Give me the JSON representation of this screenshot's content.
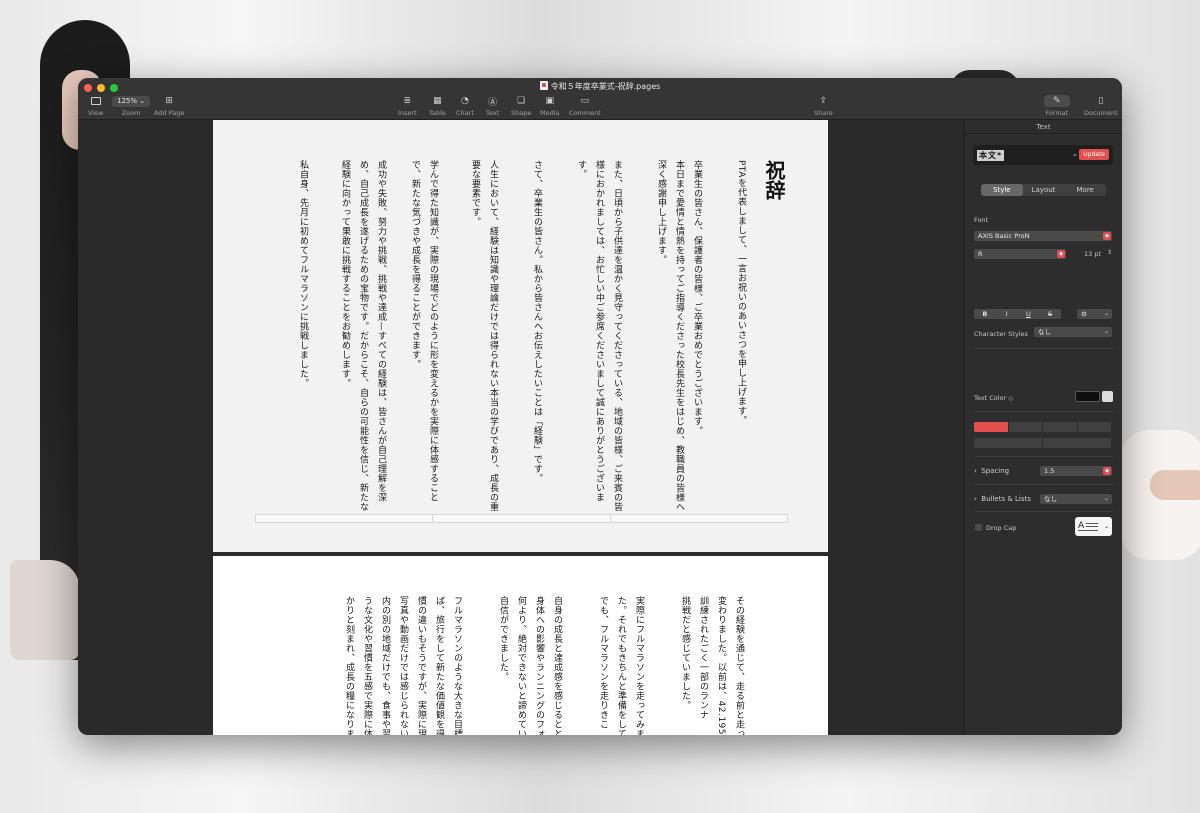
{
  "window": {
    "title": "令和５年度卒業式-祝辞.pages"
  },
  "toolbar": {
    "view": "View",
    "zoom_value": "125%",
    "zoom": "Zoom",
    "add_page": "Add Page",
    "insert": "Insert",
    "table": "Table",
    "chart": "Chart",
    "text": "Text",
    "shape": "Shape",
    "media": "Media",
    "comment": "Comment",
    "share": "Share",
    "format": "Format",
    "document": "Document"
  },
  "document": {
    "title": "祝辞",
    "page1_columns": [
      "PTAを代表しまして、一言お祝いのあいさつを申し上げます。",
      "卒業生の皆さん、保護者の皆様、ご卒業おめでとうございます。",
      "本日まで愛情と情熱を持ってご指導くださった校長先生をはじめ、教職員の皆様へ",
      "深く感謝申し上げます。",
      "また、日頃から子供達を温かく見守ってくださっている、地域の皆様、ご来賓の皆",
      "様におかれましては、お忙しい中ご参席くださいまして誠にありがとうございま",
      "す。",
      "さて、卒業生の皆さん。私から皆さんへお伝えしたいことは「経験」です。",
      "人生において、経験は知識や理論だけでは得られない本当の学びであり、成長の重",
      "要な要素です。",
      "学んで得た知識が、実際の現場でどのように形を変えるかを実際に体感すること",
      "で、新たな気づきや成長を得ることができます。",
      "成功や失敗、努力や挑戦、挑戦や達成—すべての経験は、皆さんが自己理解を深",
      "め、自己成長を遂げるための宝物です。だからこそ、自らの可能性を信じ、新たな",
      "経験に向かって果敢に挑戦することをお勧めします。",
      "私自身、先月に初めてフルマラソンに挑戦しました。"
    ],
    "page2_columns": [
      "その経験を通じて、走る前と走っ",
      "変わりました。以前は、42.195",
      "訓練されたごく一部のランナ",
      "挑戦だと感じていました。",
      "実際にフルマラソンを走ってみま",
      "た。それでもきちんと準備をして",
      "でも、フルマラソンを走りきこ",
      "自身の成長と達成感を感じるとと",
      "身体への影響やランニングのフォ",
      "何より、絶対できないと諦めてい",
      "自信ができました。",
      "フルマラソンのような大きな目標",
      "ば、旅行をして新たな価値観を得",
      "慣の違いもそうですが、実際に現",
      "写真や動画だけでは感じられない",
      "内の別の地域だけでも、食事や習",
      "うな文化や習慣を五感で実際に体",
      "かりと刻まれ、成長の糧になりま"
    ]
  },
  "inspector": {
    "header": "Text",
    "paragraph_style": "本文*",
    "update": "Update",
    "tabs": [
      "Style",
      "Layout",
      "More"
    ],
    "font_label": "Font",
    "font_name": "AXIS Basic ProN",
    "font_weight": "R",
    "font_size": "13 pt",
    "bold": "B",
    "italic": "I",
    "underline": "U",
    "strike": "S",
    "char_styles_label": "Character Styles",
    "char_styles_value": "なし",
    "text_color_label": "Text Color ◇",
    "spacing_label": "Spacing",
    "spacing_value": "1.5",
    "bullets_label": "Bullets & Lists",
    "bullets_value": "なし",
    "dropcap_label": "Drop Cap",
    "dropcap_preview": "A"
  },
  "colors": {
    "accent": "#e14f4f",
    "window_bg": "#2a2a2a",
    "page_bg": "#f2f2f2"
  }
}
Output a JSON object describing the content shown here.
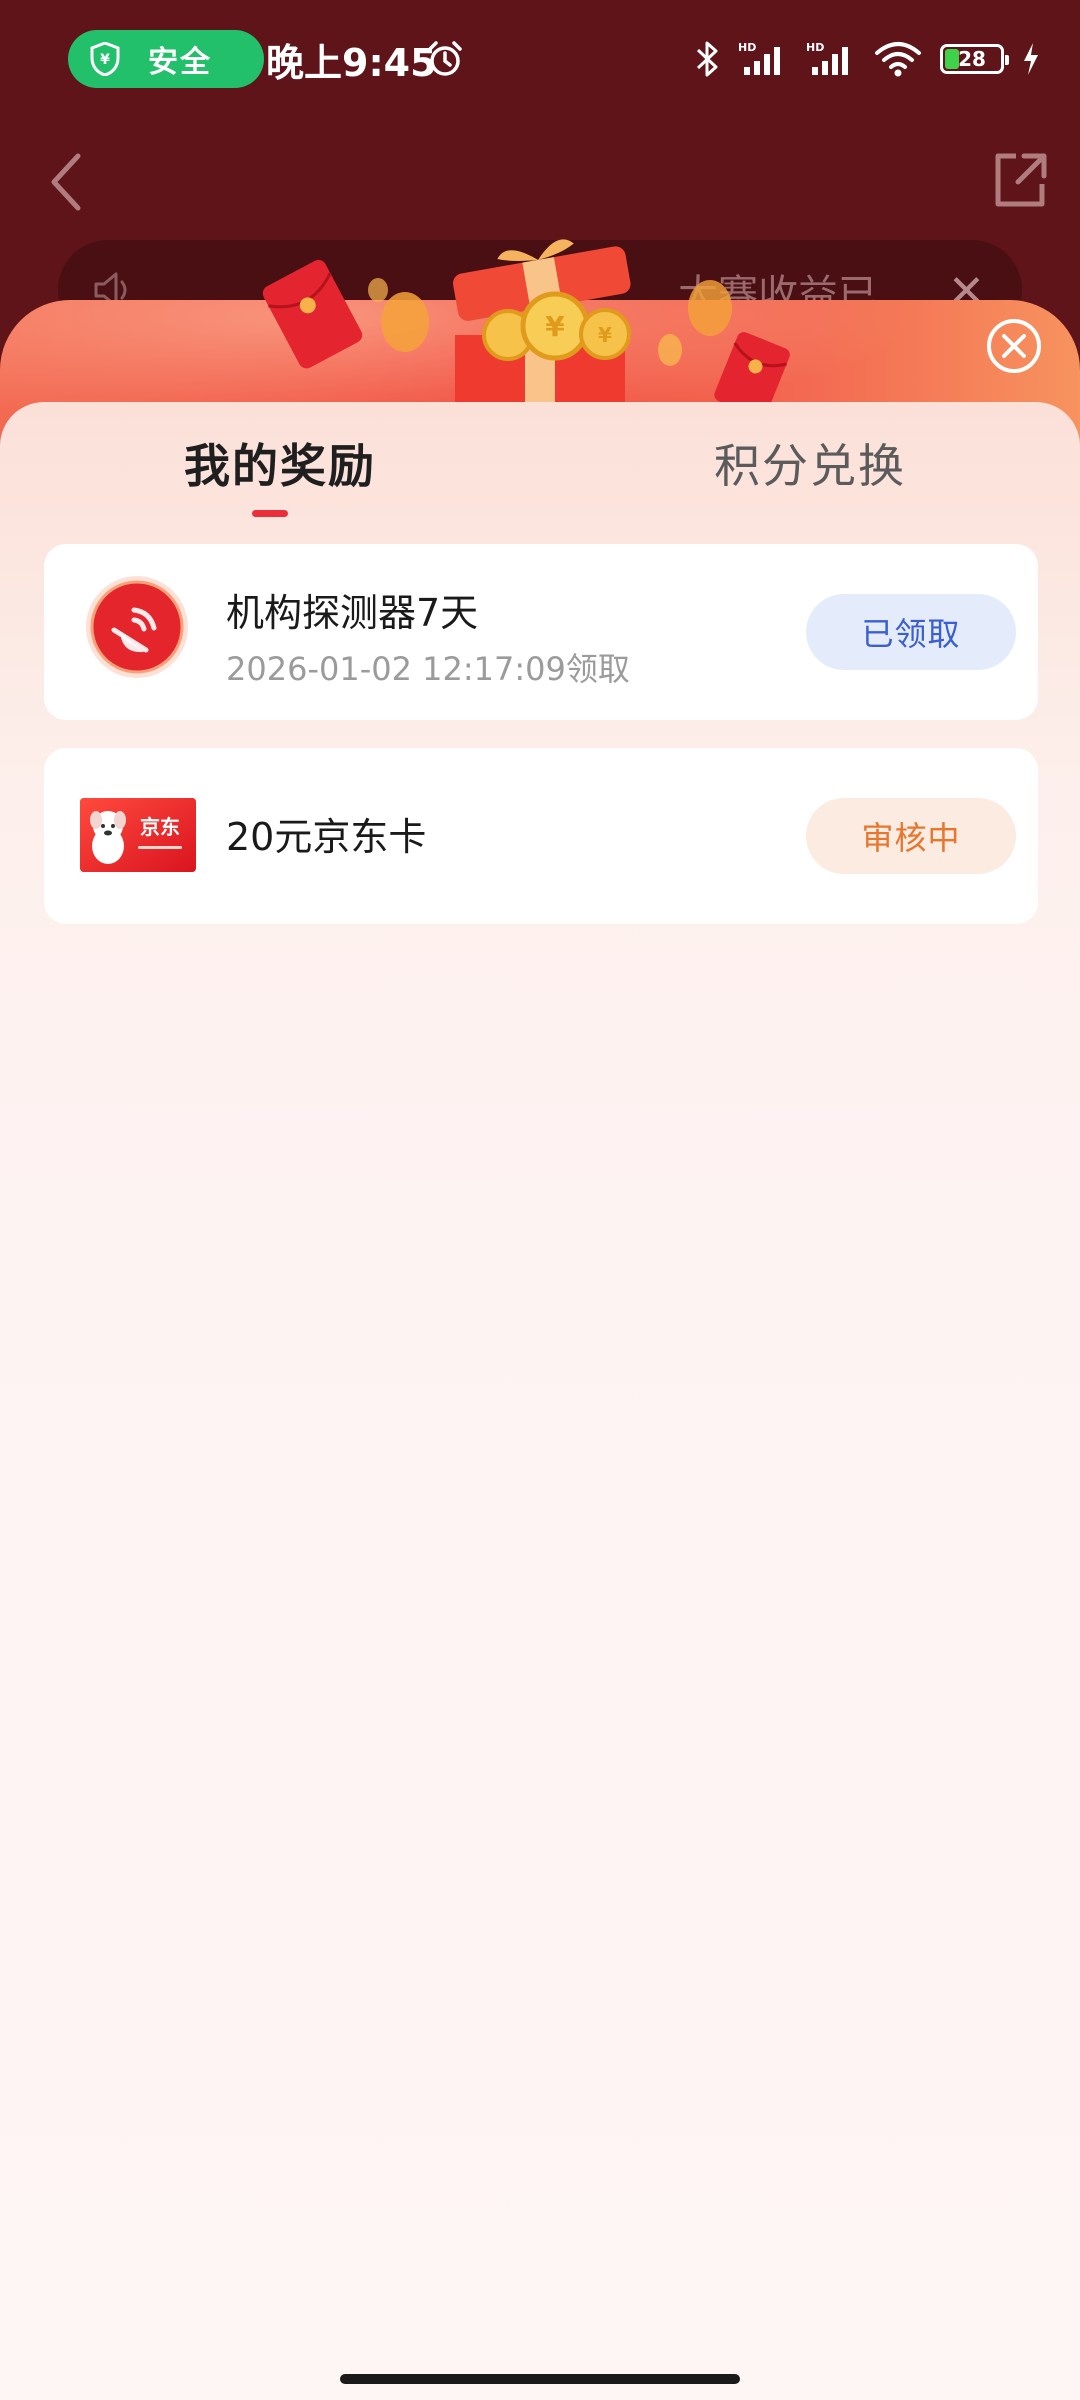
{
  "status_bar": {
    "security_label": "安全",
    "time": "晚上9:45",
    "battery_level": "28"
  },
  "background_page": {
    "notice_text": "大赛收益已"
  },
  "sheet": {
    "tabs": [
      {
        "label": "我的奖励",
        "active": true
      },
      {
        "label": "积分兑换",
        "active": false
      }
    ],
    "rewards": [
      {
        "title": "机构探测器7天",
        "subtitle": "2026-01-02 12:17:09领取",
        "status": "已领取",
        "icon": "detector-icon"
      },
      {
        "title": "20元京东卡",
        "subtitle": "",
        "status": "审核中",
        "icon": "jd-card-icon",
        "icon_text": "京东"
      }
    ]
  },
  "colors": {
    "background": "#5e1419",
    "accent_red": "#ea2f3b",
    "claimed_text": "#3b5fd0",
    "pending_text": "#e8762e",
    "security_green": "#22c06a"
  }
}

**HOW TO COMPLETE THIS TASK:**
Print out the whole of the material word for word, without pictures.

**OUTPUT BELOW:**
Give me the JSON representation of this screenshot's content.
{
  "window": {
    "title": "令和５年度卒業式-祝辞.pages"
  },
  "toolbar": {
    "view": "View",
    "zoom_value": "125%",
    "zoom": "Zoom",
    "add_page": "Add Page",
    "insert": "Insert",
    "table": "Table",
    "chart": "Chart",
    "text": "Text",
    "shape": "Shape",
    "media": "Media",
    "comment": "Comment",
    "share": "Share",
    "format": "Format",
    "document": "Document"
  },
  "document": {
    "title": "祝辞",
    "page1_columns": [
      "PTAを代表しまして、一言お祝いのあいさつを申し上げます。",
      "卒業生の皆さん、保護者の皆様、ご卒業おめでとうございます。",
      "本日まで愛情と情熱を持ってご指導くださった校長先生をはじめ、教職員の皆様へ",
      "深く感謝申し上げます。",
      "また、日頃から子供達を温かく見守ってくださっている、地域の皆様、ご来賓の皆",
      "様におかれましては、お忙しい中ご参席くださいまして誠にありがとうございま",
      "す。",
      "さて、卒業生の皆さん。私から皆さんへお伝えしたいことは「経験」です。",
      "人生において、経験は知識や理論だけでは得られない本当の学びであり、成長の重",
      "要な要素です。",
      "学んで得た知識が、実際の現場でどのように形を変えるかを実際に体感すること",
      "で、新たな気づきや成長を得ることができます。",
      "成功や失敗、努力や挑戦、挑戦や達成—すべての経験は、皆さんが自己理解を深",
      "め、自己成長を遂げるための宝物です。だからこそ、自らの可能性を信じ、新たな",
      "経験に向かって果敢に挑戦することをお勧めします。",
      "私自身、先月に初めてフルマラソンに挑戦しました。"
    ],
    "page2_columns": [
      "その経験を通じて、走る前と走っ",
      "変わりました。以前は、42.195",
      "訓練されたごく一部のランナ",
      "挑戦だと感じていました。",
      "実際にフルマラソンを走ってみま",
      "た。それでもきちんと準備をして",
      "でも、フルマラソンを走りきこ",
      "自身の成長と達成感を感じるとと",
      "身体への影響やランニングのフォ",
      "何より、絶対できないと諦めてい",
      "自信ができました。",
      "フルマラソンのような大きな目標",
      "ば、旅行をして新たな価値観を得",
      "慣の違いもそうですが、実際に現",
      "写真や動画だけでは感じられない",
      "内の別の地域だけでも、食事や習",
      "うな文化や習慣を五感で実際に体",
      "かりと刻まれ、成長の糧になりま"
    ]
  },
  "inspector": {
    "header": "Text",
    "paragraph_style": "本文*",
    "update": "Update",
    "tabs": [
      "Style",
      "Layout",
      "More"
    ],
    "font_label": "Font",
    "font_name": "AXIS Basic ProN",
    "font_weight": "R",
    "font_size": "13 pt",
    "bold": "B",
    "italic": "I",
    "underline": "U",
    "strike": "S",
    "char_styles_label": "Character Styles",
    "char_styles_value": "なし",
    "text_color_label": "Text Color ◇",
    "spacing_label": "Spacing",
    "spacing_value": "1.5",
    "bullets_label": "Bullets & Lists",
    "bullets_value": "なし",
    "dropcap_label": "Drop Cap",
    "dropcap_preview": "A"
  },
  "colors": {
    "accent": "#e14f4f",
    "window_bg": "#2a2a2a",
    "page_bg": "#f2f2f2"
  }
}
Output a JSON object describing the content shown here.
{
  "status_bar": {
    "security_label": "安全",
    "time": "晚上9:45",
    "battery_level": "28"
  },
  "background_page": {
    "notice_text": "大赛收益已"
  },
  "sheet": {
    "tabs": [
      {
        "label": "我的奖励",
        "active": true
      },
      {
        "label": "积分兑换",
        "active": false
      }
    ],
    "rewards": [
      {
        "title": "机构探测器7天",
        "subtitle": "2026-01-02 12:17:09领取",
        "status": "已领取",
        "icon": "detector-icon"
      },
      {
        "title": "20元京东卡",
        "subtitle": "",
        "status": "审核中",
        "icon": "jd-card-icon",
        "icon_text": "京东"
      }
    ]
  },
  "colors": {
    "background": "#5e1419",
    "accent_red": "#ea2f3b",
    "claimed_text": "#3b5fd0",
    "pending_text": "#e8762e",
    "security_green": "#22c06a"
  }
}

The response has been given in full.